Work required => Each line in the entries that has the word "rest" has to be copied.

Information =>

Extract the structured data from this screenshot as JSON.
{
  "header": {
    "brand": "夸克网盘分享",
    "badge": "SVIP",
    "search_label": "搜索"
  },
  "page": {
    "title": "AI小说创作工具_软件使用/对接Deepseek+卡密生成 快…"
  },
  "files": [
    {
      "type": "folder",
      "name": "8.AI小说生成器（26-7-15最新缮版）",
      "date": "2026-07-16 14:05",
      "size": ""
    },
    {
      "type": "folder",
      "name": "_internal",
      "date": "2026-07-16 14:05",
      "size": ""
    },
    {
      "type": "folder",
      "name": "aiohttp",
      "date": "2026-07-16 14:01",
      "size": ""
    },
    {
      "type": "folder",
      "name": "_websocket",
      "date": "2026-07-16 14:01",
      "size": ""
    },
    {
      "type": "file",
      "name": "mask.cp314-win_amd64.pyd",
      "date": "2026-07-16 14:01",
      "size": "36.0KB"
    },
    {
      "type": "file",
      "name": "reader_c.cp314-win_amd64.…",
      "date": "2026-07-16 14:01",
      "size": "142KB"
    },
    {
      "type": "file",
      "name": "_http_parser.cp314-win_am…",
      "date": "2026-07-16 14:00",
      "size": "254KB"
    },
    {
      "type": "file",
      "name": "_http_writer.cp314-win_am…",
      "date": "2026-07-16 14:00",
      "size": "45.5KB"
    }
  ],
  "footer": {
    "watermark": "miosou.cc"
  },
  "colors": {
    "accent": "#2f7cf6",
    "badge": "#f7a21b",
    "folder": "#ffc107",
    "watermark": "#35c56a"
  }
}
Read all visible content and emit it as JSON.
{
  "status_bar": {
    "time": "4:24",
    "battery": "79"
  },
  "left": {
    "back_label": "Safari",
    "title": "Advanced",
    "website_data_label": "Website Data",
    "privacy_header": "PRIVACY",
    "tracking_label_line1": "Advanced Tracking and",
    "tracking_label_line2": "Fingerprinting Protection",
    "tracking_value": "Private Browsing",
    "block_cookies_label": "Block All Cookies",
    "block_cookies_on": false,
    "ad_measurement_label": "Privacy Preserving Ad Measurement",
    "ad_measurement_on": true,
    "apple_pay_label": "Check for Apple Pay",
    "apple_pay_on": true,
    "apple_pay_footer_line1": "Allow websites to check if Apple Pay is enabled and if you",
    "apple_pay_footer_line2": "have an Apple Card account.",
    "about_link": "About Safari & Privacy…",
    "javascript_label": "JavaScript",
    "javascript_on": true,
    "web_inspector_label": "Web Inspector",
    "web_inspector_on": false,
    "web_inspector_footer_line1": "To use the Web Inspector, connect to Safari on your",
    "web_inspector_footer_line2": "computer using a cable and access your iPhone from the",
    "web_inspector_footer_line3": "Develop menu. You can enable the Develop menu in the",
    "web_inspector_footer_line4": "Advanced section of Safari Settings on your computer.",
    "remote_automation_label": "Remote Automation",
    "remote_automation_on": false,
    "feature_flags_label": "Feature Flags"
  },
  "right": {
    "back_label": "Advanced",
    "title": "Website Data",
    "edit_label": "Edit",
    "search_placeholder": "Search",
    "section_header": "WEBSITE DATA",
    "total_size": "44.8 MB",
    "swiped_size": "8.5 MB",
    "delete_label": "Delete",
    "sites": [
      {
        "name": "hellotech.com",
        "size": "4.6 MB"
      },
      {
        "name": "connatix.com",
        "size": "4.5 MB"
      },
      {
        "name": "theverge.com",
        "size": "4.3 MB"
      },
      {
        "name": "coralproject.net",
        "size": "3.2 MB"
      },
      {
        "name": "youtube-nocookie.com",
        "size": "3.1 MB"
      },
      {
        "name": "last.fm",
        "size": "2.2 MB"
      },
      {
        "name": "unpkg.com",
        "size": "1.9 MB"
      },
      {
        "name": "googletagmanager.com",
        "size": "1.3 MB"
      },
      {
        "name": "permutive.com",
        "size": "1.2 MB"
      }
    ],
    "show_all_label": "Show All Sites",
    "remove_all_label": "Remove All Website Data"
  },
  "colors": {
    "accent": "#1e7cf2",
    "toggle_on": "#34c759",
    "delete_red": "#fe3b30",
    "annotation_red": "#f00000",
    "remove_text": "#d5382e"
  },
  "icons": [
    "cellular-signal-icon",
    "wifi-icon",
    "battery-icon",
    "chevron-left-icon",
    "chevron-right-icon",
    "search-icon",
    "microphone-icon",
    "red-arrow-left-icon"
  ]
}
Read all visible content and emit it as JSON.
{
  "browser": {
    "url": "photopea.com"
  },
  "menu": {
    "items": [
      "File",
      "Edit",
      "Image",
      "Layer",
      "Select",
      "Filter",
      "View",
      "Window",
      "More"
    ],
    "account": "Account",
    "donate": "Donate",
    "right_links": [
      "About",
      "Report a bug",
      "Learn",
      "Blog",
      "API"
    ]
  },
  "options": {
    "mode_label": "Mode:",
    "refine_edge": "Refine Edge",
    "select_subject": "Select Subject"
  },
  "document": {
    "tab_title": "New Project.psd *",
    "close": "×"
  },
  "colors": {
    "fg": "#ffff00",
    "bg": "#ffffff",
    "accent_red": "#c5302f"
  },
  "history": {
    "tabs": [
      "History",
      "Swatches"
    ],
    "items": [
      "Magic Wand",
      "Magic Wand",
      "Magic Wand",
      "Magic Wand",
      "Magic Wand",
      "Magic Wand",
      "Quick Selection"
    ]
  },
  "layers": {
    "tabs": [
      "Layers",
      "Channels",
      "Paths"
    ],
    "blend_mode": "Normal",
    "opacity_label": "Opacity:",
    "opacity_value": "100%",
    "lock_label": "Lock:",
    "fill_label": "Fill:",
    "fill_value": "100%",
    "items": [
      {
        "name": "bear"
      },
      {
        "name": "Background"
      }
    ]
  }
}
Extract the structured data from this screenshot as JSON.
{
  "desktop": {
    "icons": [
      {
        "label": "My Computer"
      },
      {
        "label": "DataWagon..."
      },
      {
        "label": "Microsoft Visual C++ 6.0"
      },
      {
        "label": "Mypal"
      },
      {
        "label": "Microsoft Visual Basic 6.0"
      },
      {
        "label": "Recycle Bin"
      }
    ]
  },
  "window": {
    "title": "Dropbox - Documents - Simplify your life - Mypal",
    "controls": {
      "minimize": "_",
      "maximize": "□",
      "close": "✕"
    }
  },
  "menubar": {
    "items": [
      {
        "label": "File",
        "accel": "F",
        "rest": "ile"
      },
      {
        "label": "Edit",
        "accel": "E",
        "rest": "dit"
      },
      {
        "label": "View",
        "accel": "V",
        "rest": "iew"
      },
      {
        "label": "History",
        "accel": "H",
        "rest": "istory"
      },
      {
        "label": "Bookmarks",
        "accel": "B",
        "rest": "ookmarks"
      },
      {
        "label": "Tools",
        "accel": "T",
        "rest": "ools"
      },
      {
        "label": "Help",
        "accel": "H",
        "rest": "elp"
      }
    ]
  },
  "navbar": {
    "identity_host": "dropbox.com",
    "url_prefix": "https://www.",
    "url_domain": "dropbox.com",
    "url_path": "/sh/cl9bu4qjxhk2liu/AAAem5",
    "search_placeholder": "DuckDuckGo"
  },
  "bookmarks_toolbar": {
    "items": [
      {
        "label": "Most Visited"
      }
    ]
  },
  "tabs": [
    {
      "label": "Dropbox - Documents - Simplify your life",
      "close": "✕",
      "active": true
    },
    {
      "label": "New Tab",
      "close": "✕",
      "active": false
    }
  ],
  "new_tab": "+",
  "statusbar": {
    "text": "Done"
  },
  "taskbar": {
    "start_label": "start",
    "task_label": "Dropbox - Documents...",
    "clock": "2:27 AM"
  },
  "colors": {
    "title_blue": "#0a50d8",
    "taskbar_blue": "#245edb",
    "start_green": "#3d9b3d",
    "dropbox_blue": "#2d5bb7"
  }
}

Written answer =>
        "rest": "ile"
        "rest": "dit"
        "rest": "iew"
        "rest": "istory"
        "rest": "ookmarks"
        "rest": "ools"
        "rest": "elp"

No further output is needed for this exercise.